== TASK DETAILS ==
Would you filter these records and copy every line that has the word "title"?

• • •

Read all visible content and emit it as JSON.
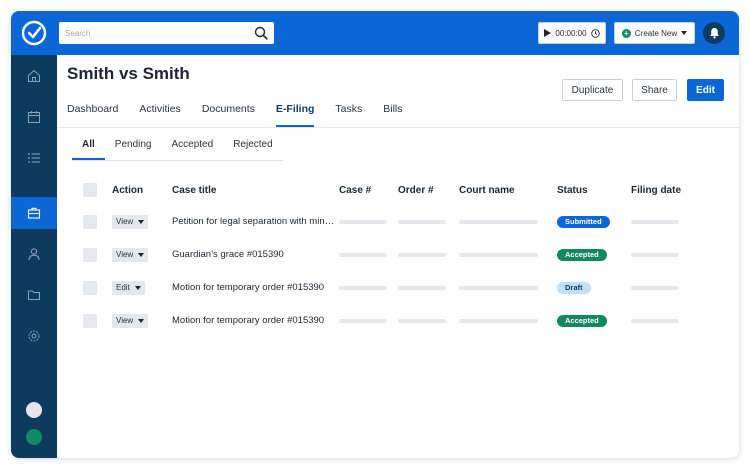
{
  "colors": {
    "brand": "#0b67d6",
    "sidebar": "#0d3b5e",
    "submitted": "#0b67d6",
    "accepted": "#118862",
    "draft": "#bfe1f8"
  },
  "topbar": {
    "search_placeholder": "Search",
    "timer": "00:00:00",
    "create_new": "Create New"
  },
  "header": {
    "title": "Smith vs Smith",
    "duplicate": "Duplicate",
    "share": "Share",
    "edit": "Edit"
  },
  "nav_tabs": [
    "Dashboard",
    "Activities",
    "Documents",
    "E-Filing",
    "Tasks",
    "Bills"
  ],
  "sub_tabs": [
    "All",
    "Pending",
    "Accepted",
    "Rejected"
  ],
  "table": {
    "headers": {
      "action": "Action",
      "case_title": "Case title",
      "case_no": "Case #",
      "order_no": "Order #",
      "court_name": "Court name",
      "status": "Status",
      "filing_date": "Filing date"
    },
    "rows": [
      {
        "action": "View",
        "title": "Petition for legal separation with min…",
        "status": "Submitted"
      },
      {
        "action": "View",
        "title": "Guardian’s grace #015390",
        "status": "Accepted"
      },
      {
        "action": "Edit",
        "title": "Motion for temporary order #015390",
        "status": "Draft"
      },
      {
        "action": "View",
        "title": "Motion for temporary order #015390",
        "status": "Accepted"
      }
    ]
  }
}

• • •

== ANSWER SPACE ==
    "title": "Smith vs Smith",
      "case_title": "Case title",
        "title": "Petition for legal separation with min…",
        "title": "Guardian’s grace #015390",
        "title": "Motion for temporary order #015390",
        "title": "Motion for temporary order #015390",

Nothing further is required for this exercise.